ASSIGNMENT: Keeping every character intact, repeat the whole listing.

INPUT:
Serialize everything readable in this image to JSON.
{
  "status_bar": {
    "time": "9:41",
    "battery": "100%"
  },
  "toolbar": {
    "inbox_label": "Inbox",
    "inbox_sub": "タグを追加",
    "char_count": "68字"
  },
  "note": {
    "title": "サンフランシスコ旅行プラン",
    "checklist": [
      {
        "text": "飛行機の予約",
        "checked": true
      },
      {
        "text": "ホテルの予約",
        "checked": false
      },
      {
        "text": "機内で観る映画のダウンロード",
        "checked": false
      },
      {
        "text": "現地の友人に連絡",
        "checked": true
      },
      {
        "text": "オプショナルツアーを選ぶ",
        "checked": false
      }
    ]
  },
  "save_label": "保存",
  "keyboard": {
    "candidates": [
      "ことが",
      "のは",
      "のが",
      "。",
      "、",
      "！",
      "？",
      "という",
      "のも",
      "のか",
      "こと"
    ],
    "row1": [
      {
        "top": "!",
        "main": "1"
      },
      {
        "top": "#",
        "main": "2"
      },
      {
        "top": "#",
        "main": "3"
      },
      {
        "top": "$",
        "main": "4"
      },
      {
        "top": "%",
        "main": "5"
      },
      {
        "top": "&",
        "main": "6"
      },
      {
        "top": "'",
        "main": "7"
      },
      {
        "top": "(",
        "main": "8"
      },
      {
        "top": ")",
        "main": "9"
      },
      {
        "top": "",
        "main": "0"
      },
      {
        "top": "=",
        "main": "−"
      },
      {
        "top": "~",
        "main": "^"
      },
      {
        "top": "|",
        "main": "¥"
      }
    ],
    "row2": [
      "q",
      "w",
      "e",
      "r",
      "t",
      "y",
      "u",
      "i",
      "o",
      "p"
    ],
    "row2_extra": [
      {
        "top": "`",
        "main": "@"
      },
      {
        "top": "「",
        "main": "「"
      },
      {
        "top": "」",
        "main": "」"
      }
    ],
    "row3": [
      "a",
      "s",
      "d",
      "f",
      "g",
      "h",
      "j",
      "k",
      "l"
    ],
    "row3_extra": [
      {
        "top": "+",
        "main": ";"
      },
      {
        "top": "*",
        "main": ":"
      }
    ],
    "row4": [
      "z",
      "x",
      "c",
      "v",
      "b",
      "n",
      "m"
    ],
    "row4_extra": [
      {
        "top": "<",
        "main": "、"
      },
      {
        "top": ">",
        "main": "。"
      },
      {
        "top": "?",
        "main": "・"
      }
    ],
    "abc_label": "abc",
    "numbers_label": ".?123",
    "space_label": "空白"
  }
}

RESULT:
Serialize everything readable in this image to JSON.
{
  "status_bar": {
    "time": "9:41",
    "battery": "100%"
  },
  "toolbar": {
    "inbox_label": "Inbox",
    "inbox_sub": "タグを追加",
    "char_count": "68字"
  },
  "note": {
    "title": "サンフランシスコ旅行プラン",
    "checklist": [
      {
        "text": "飛行機の予約",
        "checked": true
      },
      {
        "text": "ホテルの予約",
        "checked": false
      },
      {
        "text": "機内で観る映画のダウンロード",
        "checked": false
      },
      {
        "text": "現地の友人に連絡",
        "checked": true
      },
      {
        "text": "オプショナルツアーを選ぶ",
        "checked": false
      }
    ]
  },
  "save_label": "保存",
  "keyboard": {
    "candidates": [
      "ことが",
      "のは",
      "のが",
      "。",
      "、",
      "！",
      "？",
      "という",
      "のも",
      "のか",
      "こと"
    ],
    "row1": [
      {
        "top": "!",
        "main": "1"
      },
      {
        "top": "#",
        "main": "2"
      },
      {
        "top": "#",
        "main": "3"
      },
      {
        "top": "$",
        "main": "4"
      },
      {
        "top": "%",
        "main": "5"
      },
      {
        "top": "&",
        "main": "6"
      },
      {
        "top": "'",
        "main": "7"
      },
      {
        "top": "(",
        "main": "8"
      },
      {
        "top": ")",
        "main": "9"
      },
      {
        "top": "",
        "main": "0"
      },
      {
        "top": "=",
        "main": "−"
      },
      {
        "top": "~",
        "main": "^"
      },
      {
        "top": "|",
        "main": "¥"
      }
    ],
    "row2": [
      "q",
      "w",
      "e",
      "r",
      "t",
      "y",
      "u",
      "i",
      "o",
      "p"
    ],
    "row2_extra": [
      {
        "top": "`",
        "main": "@"
      },
      {
        "top": "「",
        "main": "「"
      },
      {
        "top": "」",
        "main": "」"
      }
    ],
    "row3": [
      "a",
      "s",
      "d",
      "f",
      "g",
      "h",
      "j",
      "k",
      "l"
    ],
    "row3_extra": [
      {
        "top": "+",
        "main": ";"
      },
      {
        "top": "*",
        "main": ":"
      }
    ],
    "row4": [
      "z",
      "x",
      "c",
      "v",
      "b",
      "n",
      "m"
    ],
    "row4_extra": [
      {
        "top": "<",
        "main": "、"
      },
      {
        "top": ">",
        "main": "。"
      },
      {
        "top": "?",
        "main": "・"
      }
    ],
    "abc_label": "abc",
    "numbers_label": ".?123",
    "space_label": "空白"
  }
}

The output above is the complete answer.